For something different in the vine department, look no further than snake gourd or serpent gourd (Trichosanthes cucumerina var. [or subsp.] anguina). It has so many interesting features: handsome, deep green leaves, showy flowers, and eye-catching fruits too. The white summer flowers (separate males and females, but both on the same plant) have five petals, each tipped with long tendril-like extensions that curl up during the day and unfurl at night. The pollinated females develop into long, slender, soft-skinned fruits that are usually dark green striped with white. I acquired these seeds as ‘White Glory’, and they produce pale green fruits. As they mature, they gradually turn orange. On my plants, the vines reached about 12 feet in length, and longest fruit reached about 14 inches. When the fruits are fully orange, they get soft toward the top and squishy at the lower end; when cut open, the squishy part is filled with a bright red pulp and large seeds.

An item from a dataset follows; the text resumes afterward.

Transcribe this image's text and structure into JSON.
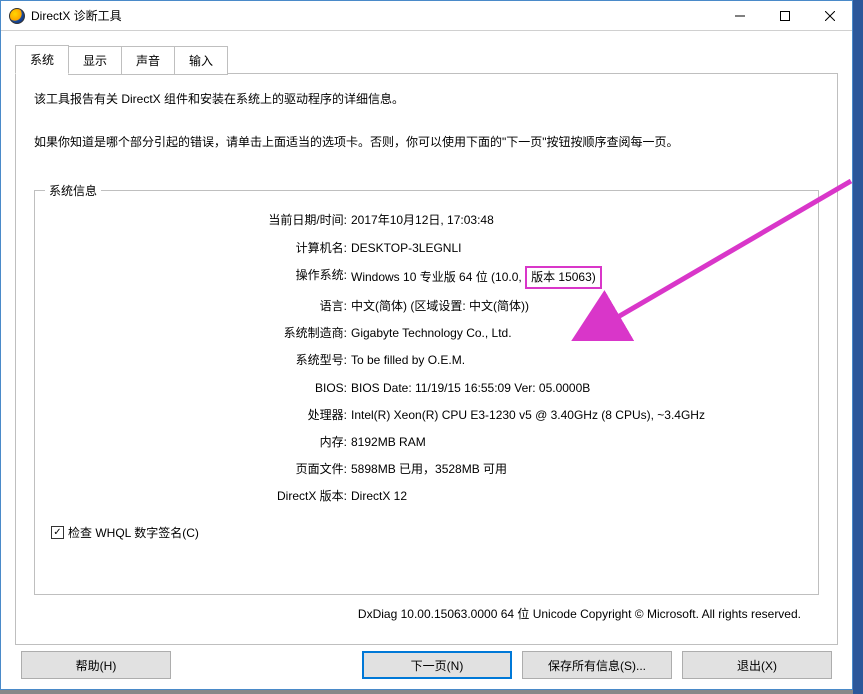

The entire plant is quite ornamental, and it seems a shame to remove any of the fruits from the vine, but if you are feeling adventurous, you could explore the edible qualities as well. The shoots, leaves, and young fruits are apparently edible when cooked, and the red pulp in the fully mature fruits can be used as a tomato substitute (it does look and smell somewhat tomato-y) in soups, stews, and other cooked dishes. I have to admit that I didn’t try eating any of the fruits myself, or the red goo when cleaning the seeds. I encourage you to do some research before eating anything unusual like this. There’s a bit more information here to get you started. Full sun. Annual vine.
Collected in September 2022. At least 8 seeds.
Please read the germination information as well before ordering.